Activity: Collect all lines below with the string "JSON".

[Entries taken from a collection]
________________
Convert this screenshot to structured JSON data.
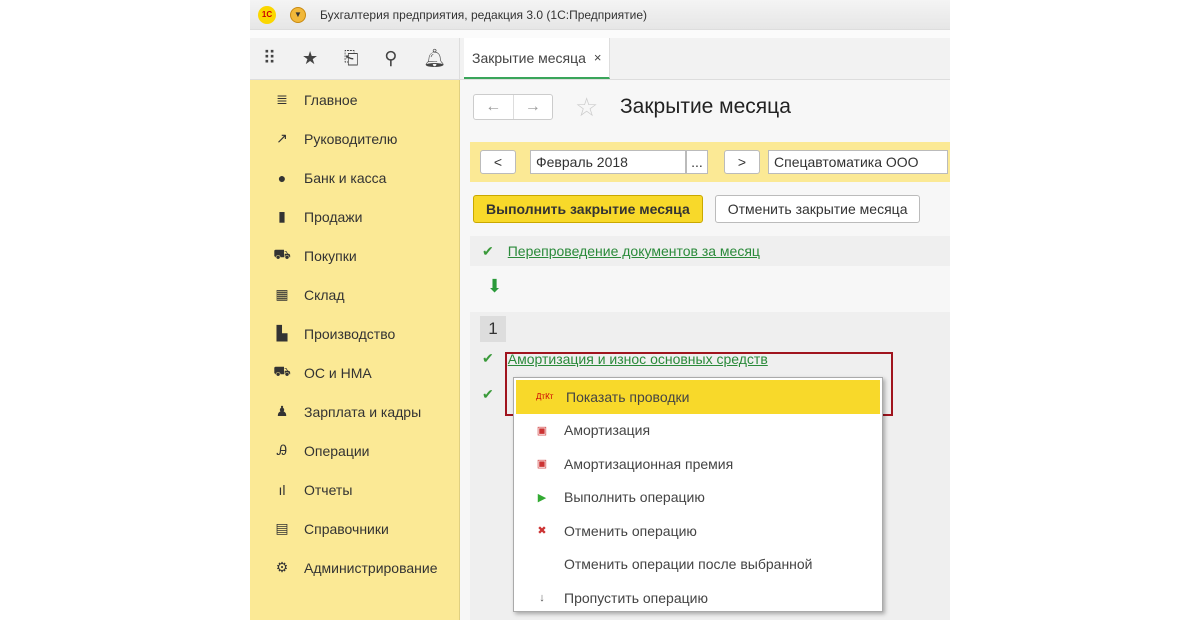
{
  "window": {
    "title": "Бухгалтерия предприятия, редакция 3.0  (1С:Предприятие)",
    "logo": "1С"
  },
  "toolbar": {
    "icons": [
      "apps-grid-icon",
      "star-icon",
      "history-icon",
      "search-icon",
      "bell-icon"
    ]
  },
  "tab": {
    "label": "Закрытие месяца",
    "close": "×"
  },
  "sidebar": {
    "items": [
      {
        "label": "Главное",
        "icon": "≣"
      },
      {
        "label": "Руководителю",
        "icon": "↗"
      },
      {
        "label": "Банк и касса",
        "icon": "●"
      },
      {
        "label": "Продажи",
        "icon": "▮"
      },
      {
        "label": "Покупки",
        "icon": "⛟"
      },
      {
        "label": "Склад",
        "icon": "▦"
      },
      {
        "label": "Производство",
        "icon": "▙"
      },
      {
        "label": "ОС и НМА",
        "icon": "⛟"
      },
      {
        "label": "Зарплата и кадры",
        "icon": "♟"
      },
      {
        "label": "Операции",
        "icon": "Ꭿ"
      },
      {
        "label": "Отчеты",
        "icon": "ıl"
      },
      {
        "label": "Справочники",
        "icon": "▤"
      },
      {
        "label": "Администрирование",
        "icon": "⚙"
      }
    ]
  },
  "page": {
    "title": "Закрытие месяца",
    "back": "←",
    "forward": "→",
    "star": "☆"
  },
  "filters": {
    "prev": "<",
    "period": "Февраль 2018",
    "pick": "...",
    "next": ">",
    "org": "Спецавтоматика ООО"
  },
  "actions": {
    "run": "Выполнить закрытие месяца",
    "cancel": "Отменить закрытие месяца"
  },
  "steps": {
    "reposting": "Перепроведение документов за месяц",
    "check": "✔",
    "down": "⬇",
    "stage_number": "1",
    "depreciation": "Амортизация и износ основных средств"
  },
  "context_menu": {
    "items": [
      {
        "label": "Показать проводки",
        "icon": "ДтКт"
      },
      {
        "label": "Амортизация",
        "icon": "▣"
      },
      {
        "label": "Амортизационная премия",
        "icon": "▣"
      },
      {
        "label": "Выполнить операцию",
        "icon": "▶"
      },
      {
        "label": "Отменить операцию",
        "icon": "✖"
      },
      {
        "label": "Отменить операции после выбранной",
        "icon": ""
      },
      {
        "label": "Пропустить операцию",
        "icon": "↓"
      }
    ]
  }
}
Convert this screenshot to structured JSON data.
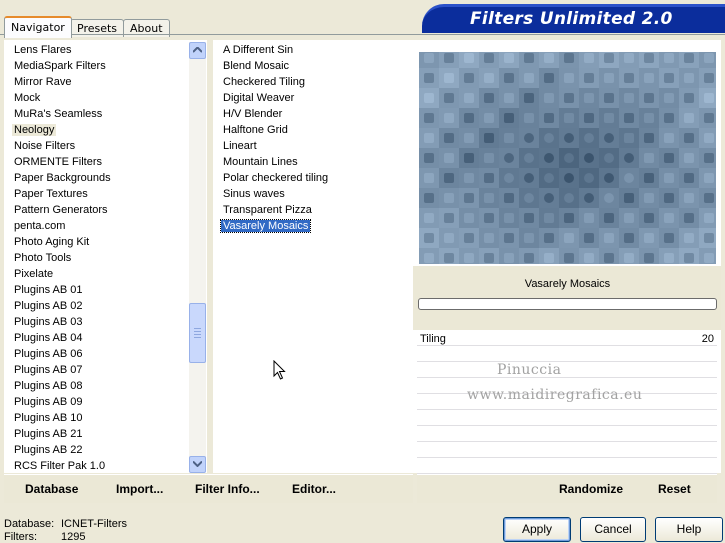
{
  "tabs": [
    "Navigator",
    "Presets",
    "About"
  ],
  "banner_title": "Filters Unlimited 2.0",
  "categories": [
    "Lens Flares",
    "MediaSpark Filters",
    "Mirror Rave",
    "Mock",
    "MuRa's Seamless",
    "Neology",
    "Noise Filters",
    "ORMENTE Filters",
    "Paper Backgrounds",
    "Paper Textures",
    "Pattern Generators",
    "penta.com",
    "Photo Aging Kit",
    "Photo Tools",
    "Pixelate",
    "Plugins AB 01",
    "Plugins AB 02",
    "Plugins AB 03",
    "Plugins AB 04",
    "Plugins AB 06",
    "Plugins AB 07",
    "Plugins AB 08",
    "Plugins AB 09",
    "Plugins AB 10",
    "Plugins AB 21",
    "Plugins AB 22",
    "RCS Filter Pak 1.0"
  ],
  "selected_category": "Neology",
  "filters": [
    "A Different Sin",
    "Blend Mosaic",
    "Checkered Tiling",
    "Digital Weaver",
    "H/V Blender",
    "Halftone Grid",
    "Lineart",
    "Mountain Lines",
    "Polar checkered tiling",
    "Sinus waves",
    "Transparent Pizza",
    "Vasarely Mosaics"
  ],
  "selected_filter": "Vasarely Mosaics",
  "left_bar": {
    "database": "Database",
    "import": "Import...",
    "filter_info": "Filter Info...",
    "editor": "Editor..."
  },
  "right_bar": {
    "randomize": "Randomize",
    "reset": "Reset"
  },
  "filter_name": "Vasarely Mosaics",
  "params": [
    {
      "label": "Tiling",
      "value": "20"
    }
  ],
  "watermark": {
    "line1": "Pinuccia",
    "line2": "www.maidiregrafica.eu"
  },
  "footer": {
    "database_label": "Database:",
    "database_value": "ICNET-Filters",
    "filters_label": "Filters:",
    "filters_value": "1295"
  },
  "buttons": {
    "apply": "Apply",
    "cancel": "Cancel",
    "help": "Help"
  },
  "colors": {
    "banner": "#0b2d9c",
    "selection": "#316ac5",
    "preview_base": "#5f7d9c"
  },
  "scroll_position": 0.72
}
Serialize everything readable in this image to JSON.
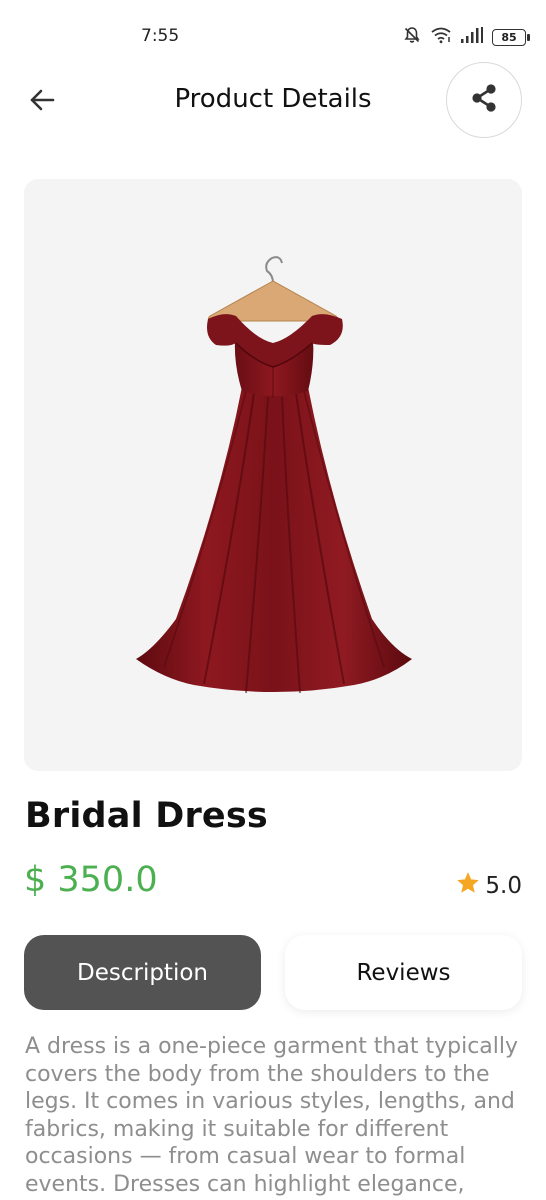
{
  "status_bar": {
    "time": "7:55",
    "battery": "85",
    "icons": [
      "mute-bell-icon",
      "wifi-icon",
      "signal-icon",
      "battery-icon"
    ]
  },
  "app_bar": {
    "title": "Product Details",
    "back_icon": "arrow-left-icon",
    "share_icon": "share-icon"
  },
  "product": {
    "image_alt": "dress-on-hanger",
    "name": "Bridal Dress",
    "price": "$ 350.0",
    "rating": "5.0",
    "price_color": "#4caf50",
    "star_color": "#f5a623"
  },
  "tabs": [
    {
      "label": "Description",
      "active": true
    },
    {
      "label": "Reviews",
      "active": false
    }
  ],
  "description": {
    "text": "A dress is a one-piece garment that typically covers the body from the shoulders to the legs. It comes in various styles, lengths, and fabrics, making it suitable for different occasions — from casual wear to formal events. Dresses can highlight elegance, fabric and it easily suitable for different occasions"
  }
}
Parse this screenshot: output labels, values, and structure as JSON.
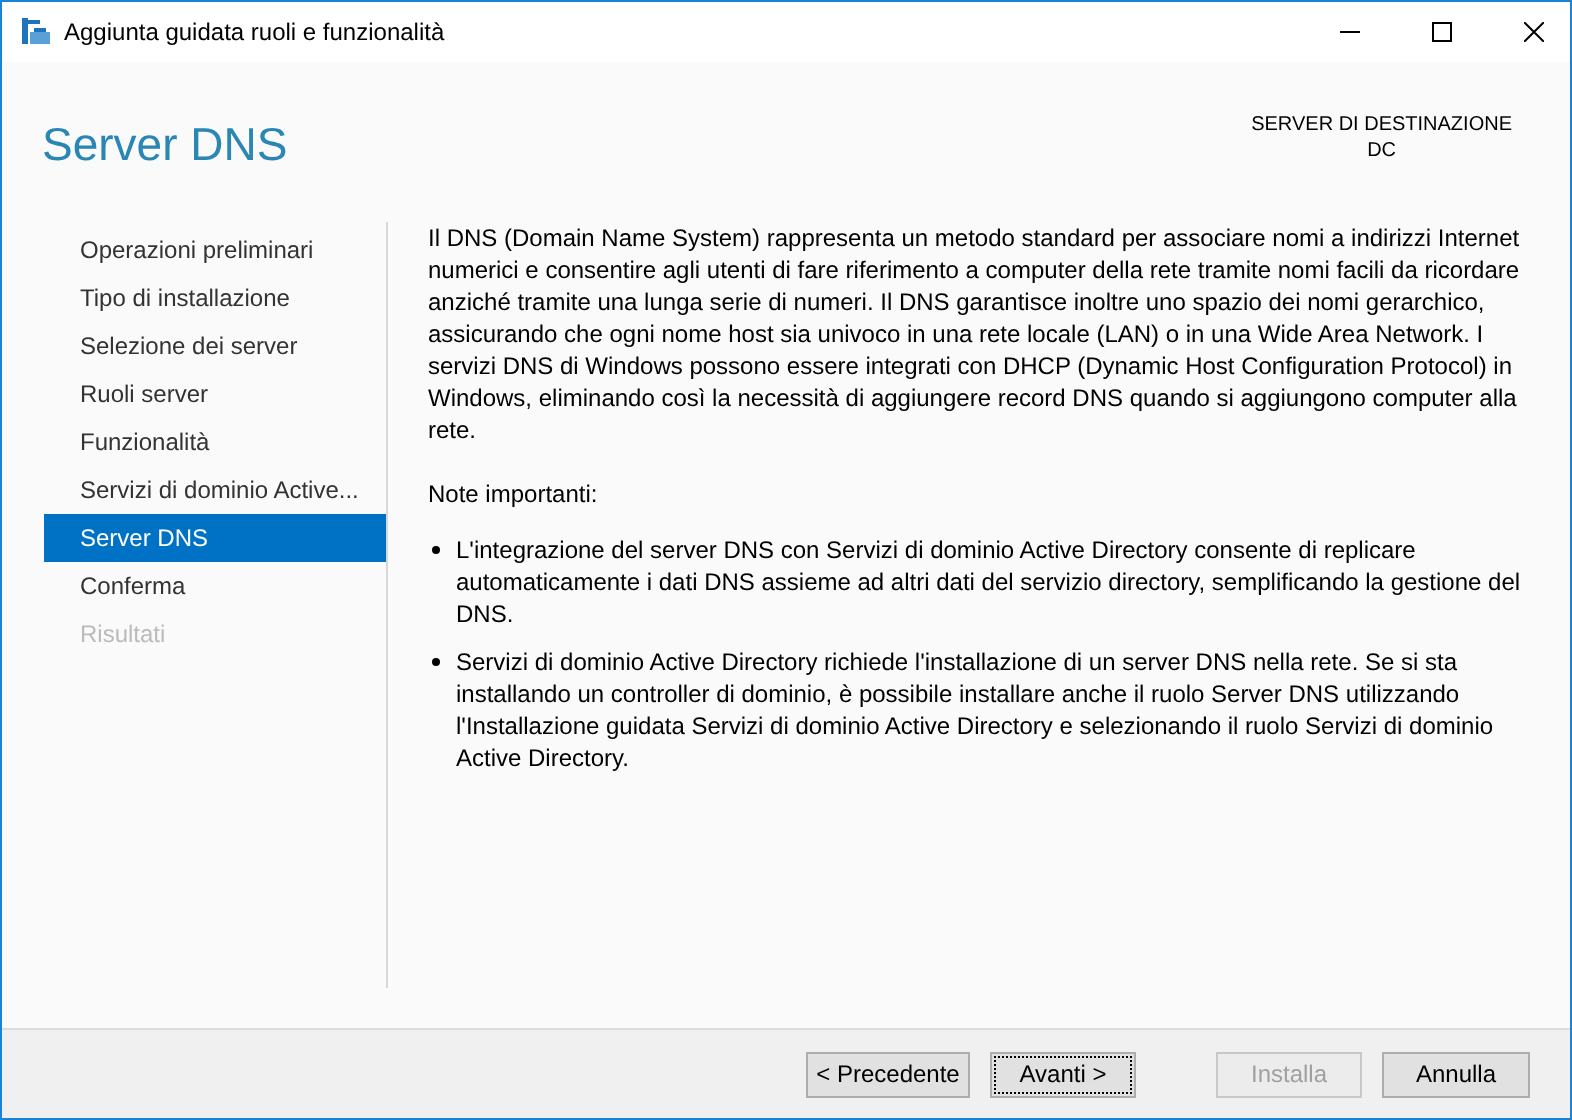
{
  "window": {
    "title": "Aggiunta guidata ruoli e funzionalità"
  },
  "page_title": "Server DNS",
  "destination": {
    "label": "SERVER DI DESTINAZIONE",
    "server": "DC"
  },
  "sidebar": {
    "items": [
      {
        "label": "Operazioni preliminari",
        "selected": false,
        "disabled": false
      },
      {
        "label": "Tipo di installazione",
        "selected": false,
        "disabled": false
      },
      {
        "label": "Selezione dei server",
        "selected": false,
        "disabled": false
      },
      {
        "label": "Ruoli server",
        "selected": false,
        "disabled": false
      },
      {
        "label": "Funzionalità",
        "selected": false,
        "disabled": false
      },
      {
        "label": "Servizi di dominio Active...",
        "selected": false,
        "disabled": false
      },
      {
        "label": "Server DNS",
        "selected": true,
        "disabled": false
      },
      {
        "label": "Conferma",
        "selected": false,
        "disabled": false
      },
      {
        "label": "Risultati",
        "selected": false,
        "disabled": true
      }
    ]
  },
  "content": {
    "intro": "Il DNS (Domain Name System) rappresenta un metodo standard per associare nomi a indirizzi Internet numerici e consentire agli utenti di fare riferimento a computer della rete tramite nomi facili da ricordare anziché tramite una lunga serie di numeri. Il DNS garantisce inoltre uno spazio dei nomi gerarchico, assicurando che ogni nome host sia univoco in una rete locale (LAN) o in una Wide Area Network. I servizi DNS di Windows possono essere integrati con DHCP (Dynamic Host Configuration Protocol) in Windows, eliminando così la necessità di aggiungere record DNS quando si aggiungono computer alla rete.",
    "notes_heading": "Note importanti:",
    "notes": [
      "L'integrazione del server DNS con Servizi di dominio Active Directory consente di replicare automaticamente i dati DNS assieme ad altri dati del servizio directory, semplificando la gestione del DNS.",
      "Servizi di dominio Active Directory richiede l'installazione di un server DNS nella rete. Se si sta installando un controller di dominio, è possibile installare anche il ruolo Server DNS utilizzando l'Installazione guidata Servizi di dominio Active Directory e selezionando il ruolo Servizi di dominio Active Directory."
    ]
  },
  "buttons": [
    {
      "label": "< Precedente",
      "disabled": false,
      "focused": false
    },
    {
      "label": "Avanti >",
      "disabled": false,
      "focused": true
    },
    {
      "label": "Installa",
      "disabled": true,
      "focused": false
    },
    {
      "label": "Annulla",
      "disabled": false,
      "focused": false
    }
  ]
}
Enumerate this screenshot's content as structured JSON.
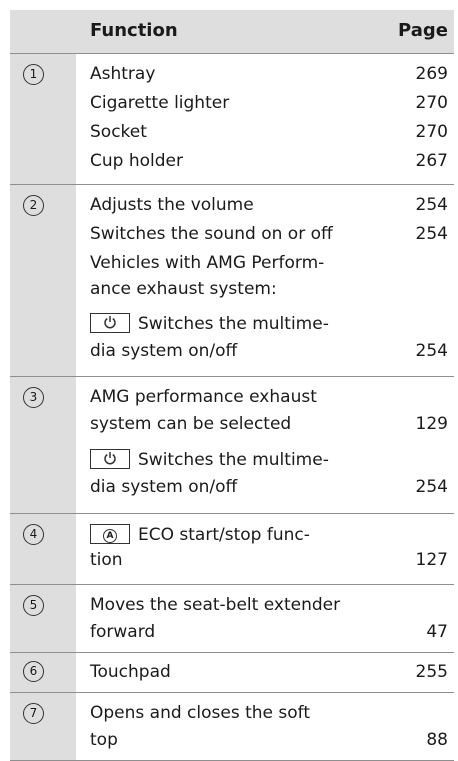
{
  "header": {
    "function_label": "Function",
    "page_label": "Page"
  },
  "rows": [
    {
      "num": "1",
      "items": [
        {
          "text": "Ashtray",
          "page": "269"
        },
        {
          "text": "Cigarette lighter",
          "page": "270"
        },
        {
          "text": "Socket",
          "page": "270"
        },
        {
          "text": "Cup holder",
          "page": "267"
        }
      ]
    },
    {
      "num": "2",
      "items": [
        {
          "text": "Adjusts the volume",
          "page": "254"
        },
        {
          "text": "Switches the sound on or off",
          "page": "254"
        },
        {
          "text": "Vehicles with AMG Perform-",
          "page": ""
        },
        {
          "text": "ance exhaust system:",
          "page": ""
        },
        {
          "text": "Switches the multime-",
          "page": "",
          "key": "power"
        },
        {
          "text": "dia system on/off",
          "page": "254"
        }
      ]
    },
    {
      "num": "3",
      "items": [
        {
          "text": "AMG performance exhaust",
          "page": ""
        },
        {
          "text": "system can be selected",
          "page": "129"
        },
        {
          "text": "Switches the multime-",
          "page": "",
          "key": "power"
        },
        {
          "text": "dia system on/off",
          "page": "254"
        }
      ]
    },
    {
      "num": "4",
      "items": [
        {
          "text": "ECO start/stop func-",
          "page": "",
          "key": "auto"
        },
        {
          "text": "tion",
          "page": "127"
        }
      ]
    },
    {
      "num": "5",
      "items": [
        {
          "text": "Moves the seat-belt extender",
          "page": ""
        },
        {
          "text": "forward",
          "page": "47"
        }
      ]
    },
    {
      "num": "6",
      "items": [
        {
          "text": "Touchpad",
          "page": "255"
        }
      ]
    },
    {
      "num": "7",
      "items": [
        {
          "text": "Opens and closes the soft",
          "page": ""
        },
        {
          "text": "top",
          "page": "88"
        }
      ]
    }
  ],
  "icons": {
    "power": "power-icon",
    "auto": "eco-start-stop-icon"
  },
  "colors": {
    "header_bg": "#dedede",
    "number_column_bg": "#dedede",
    "row_divider": "#8f8f8f"
  }
}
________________
Response to the exercise:
Convert this screenshot to structured JSON data.
Convert this screenshot to structured JSON data.
Serialize everything readable in this image to JSON.
Parse this screenshot: output labels, values, and structure as JSON.
Enumerate this screenshot's content as structured JSON.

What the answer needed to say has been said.